If you’re prone to blowing your fun budget, you might have tried it all—from bailing on social plans with friends to going on a full-out spending fast—only to eventually fail miserably.
Why? Because deprivation budgeting can lead to serious burnout, and potentially even worse spending behaviors. “If you stop spending entirely on things you enjoy, that could really set you up for binge-spending,” says financial therapist April Lane Benson, PhD, author of “To Buy or Not to Buy: Why We Overshop and How to Stop.”
Enter the “swap it, don’t stop it” strategy, where you trade in your priciest spending pleasures, like eating out or exotic getaways, for a less-expensive variation that offers similar enjoyment and value. That way, you’ll never feel deprived or guilty about how much you spent.
Here are 11 ideas to get you started.
If dining out is one of your spending weaknesses, you’re not alone. In 2015, the average U.S. household spent more than $3,000 eating out, and the average dinner out costs about $36 per person, according to Zagat—and even more in places like L.A. and New York. Fortunately, there are a variety of ways to spend less while still getting your foodie fix.
- Eat at the bar. Some local and national chain restaurants offer a special menu for bar patrons with happy hour-esque deals. For example, sit at the bar at TGI Fridays and get day-of-the-week drink specials and $5 appetizers anytime.
- Stick to side dishes. Another way to lower your restaurant tab is to order a few side dishes or small plates, or a few apps and a main entree, to split. You’ll pay less overall, while still getting a taste for what the restaurant has to offer and enjoying a meal out with your friends.
- Try the lunch menu. If you have some flexibility in your schedule, dine at your favorite spot for lunch instead of dinner. Restaurants usually have similar, but smaller—and therefore less expensive—portions at lunch.
Find yourself spending the most on drinks? Scouting out happy hours—which you can easily do through apps like Loople—isn’t the only way to shave money off your bill.
- Take a flight. Some restaurants, like The Green Lady in Chicago, which offers a robust selection of craft beers, offer flights, where you can sample several beers at once for about $10. This allows you to taste several drinks for a little more than the cost of one beer.
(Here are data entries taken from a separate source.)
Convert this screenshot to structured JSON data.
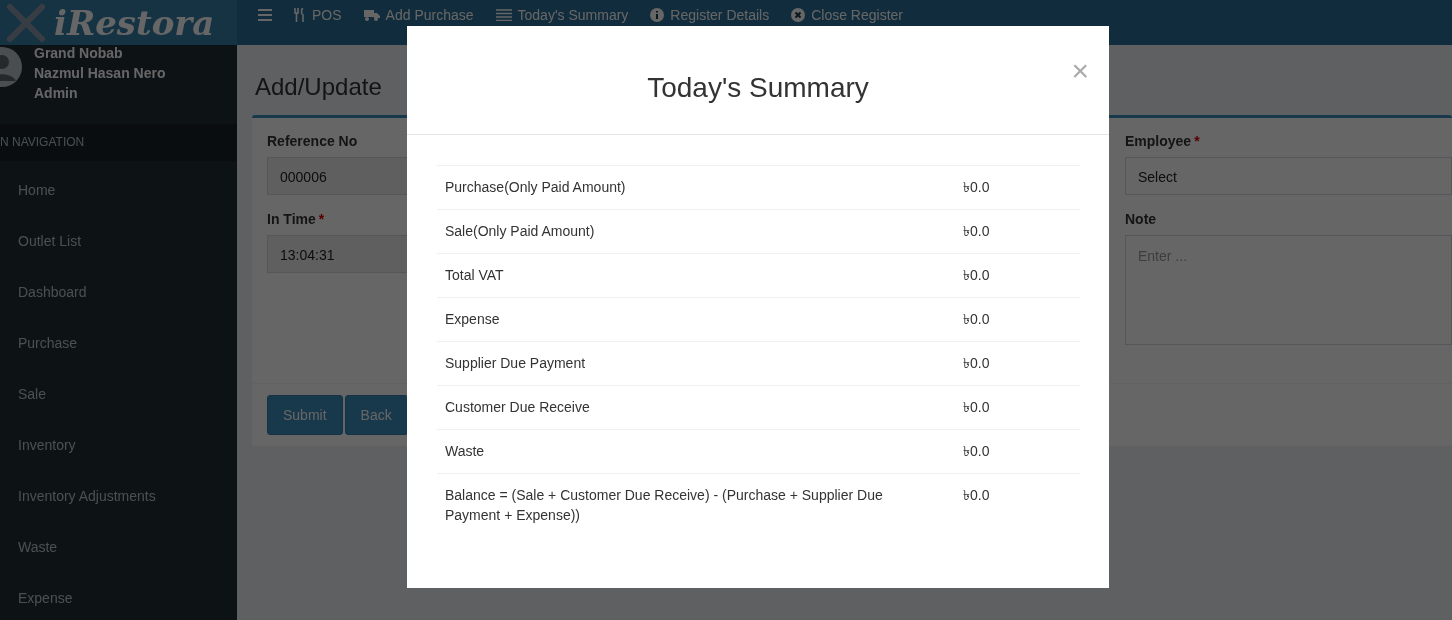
{
  "logo": {
    "text": "iRestora"
  },
  "navbar": {
    "items": [
      {
        "label": "POS"
      },
      {
        "label": "Add Purchase"
      },
      {
        "label": "Today's Summary"
      },
      {
        "label": "Register Details"
      },
      {
        "label": "Close Register"
      }
    ]
  },
  "user_panel": {
    "lines": [
      "Grand Nobab",
      "Nazmul Hasan Nero",
      "Admin"
    ]
  },
  "sidebar": {
    "header": "N NAVIGATION",
    "items": [
      "Home",
      "Outlet List",
      "Dashboard",
      "Purchase",
      "Sale",
      "Inventory",
      "Inventory Adjustments",
      "Waste",
      "Expense"
    ]
  },
  "page": {
    "title": "Add/Update",
    "left_fields": [
      {
        "label": "Reference No",
        "value": "000006"
      },
      {
        "label": "In Time",
        "required_mark": "*",
        "value": "13:04:31"
      }
    ],
    "right_fields": [
      {
        "label": "Employee",
        "required_mark": "*",
        "kind": "select",
        "value": "Select"
      },
      {
        "label": "Note",
        "kind": "textarea",
        "placeholder": "Enter ..."
      }
    ],
    "buttons": [
      "Submit",
      "Back"
    ]
  },
  "modal": {
    "title": "Today's Summary",
    "close": "×",
    "rows": [
      {
        "label": "Purchase(Only Paid Amount)",
        "value": "৳0.0"
      },
      {
        "label": "Sale(Only Paid Amount)",
        "value": "৳0.0"
      },
      {
        "label": "Total VAT",
        "value": "৳0.0"
      },
      {
        "label": "Expense",
        "value": "৳0.0"
      },
      {
        "label": "Supplier Due Payment",
        "value": "৳0.0"
      },
      {
        "label": "Customer Due Receive",
        "value": "৳0.0"
      },
      {
        "label": "Waste",
        "value": "৳0.0"
      },
      {
        "label": "Balance = (Sale + Customer Due Receive) - (Purchase + Supplier Due Payment + Expense))",
        "value": "৳0.0"
      }
    ]
  }
}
- Look for seasonal specials. Oftentimes, restaurants and bars will roll out seasonal offerings, like pumpkin ale for fall, that are priced lower than other menu items in order to encourage patrons to give them a shot. For example, Miller’s Ale House (which has 75 locations in the US) offers a pint of a seasonal Leinenkugel’s brew for just $4.25.
In 2013, Americans shelled out $2,482—or about $200 a month—on entertainment alone. If you’re a sucker for an awesome amusement park, concert or comedy club, these alternatives can help you save.
- Visit a local fair. Instead of shelling out pricey amusement park entrance fees, which can cost anywhere from $50 to more than $105 for a one-day pass, check your city calendar (and nearby cities, too) for local county fair schedules. They typically offer rides, games and shows for a fraction of the price—usually around $10. If your schedule is flexible, visit the fair’s website for mid-week discounts.
- Check out local talent. If live music is your thing, take a break from $47+ big concert tickets and try smaller shows sponsored by bars or local radio stations. Tickets are far cheaper—usually a $5 to $10 cover—and the food is usually better, too. Some restaurants and hotels also host monthly music residencies, where you can listen to the same singer or band play on the same night each week for free.
- Opt for open mic night. Whether you love poetry readings, comedy acts or rap battles, look for open mic nights in your city. While some are free, others may ask for a small donation or require a drink minimum, but it’s still likely to be a relatively low-cost outing.
According to a Travelex survey, Americans planned to take at least one vacation in 2016—and spend a total of $2,041 on it. If vacations are how you most love to spend your cash, that figure may be even higher. Outside of taking advantage of tweets and apps that scout out travel deals, there are a few ways to enjoy a fun-filled getaway for less.
- Research budget-friendly destination alternatives. For just about any locale on your bucket list, there’s probably a more affordable—yet just as satisfying and memorable—destination worth visiting. For example, if you’re craving a city getaway with lots of old charm and culture, skip Paris this time in favor of Montreal. Or if you’re after a tropical beach vacation, consider the Dominican Republic or Puerto Vallarta, Mexico, instead of Hawaii. Thanks to cheaper accomodations and plane fares, you may even get to stay longer.
- Take an epic train trip. If you like cruises because you can visit multiple destinations on the same trip, try a land-based alternative and go by train. For instance, on Amtrak’s Cardinal route, you can explore Chicago, Cincinnati, D.C. and New York City on a single train trip. Bonus: Since cruises usually have set rates for package deals, with an average of $1,799 for an eight-day cruise, you’ll also have more control over how much you spend.
- Go on a staycation. How often do you get to be a tourist in your own city? To unplug without spending much at all, challenge yourself to an eventful staycation. Ride along that new city bike path, hit up all the best ice cream shops in town or spend hours in a museum you’ve never visited before.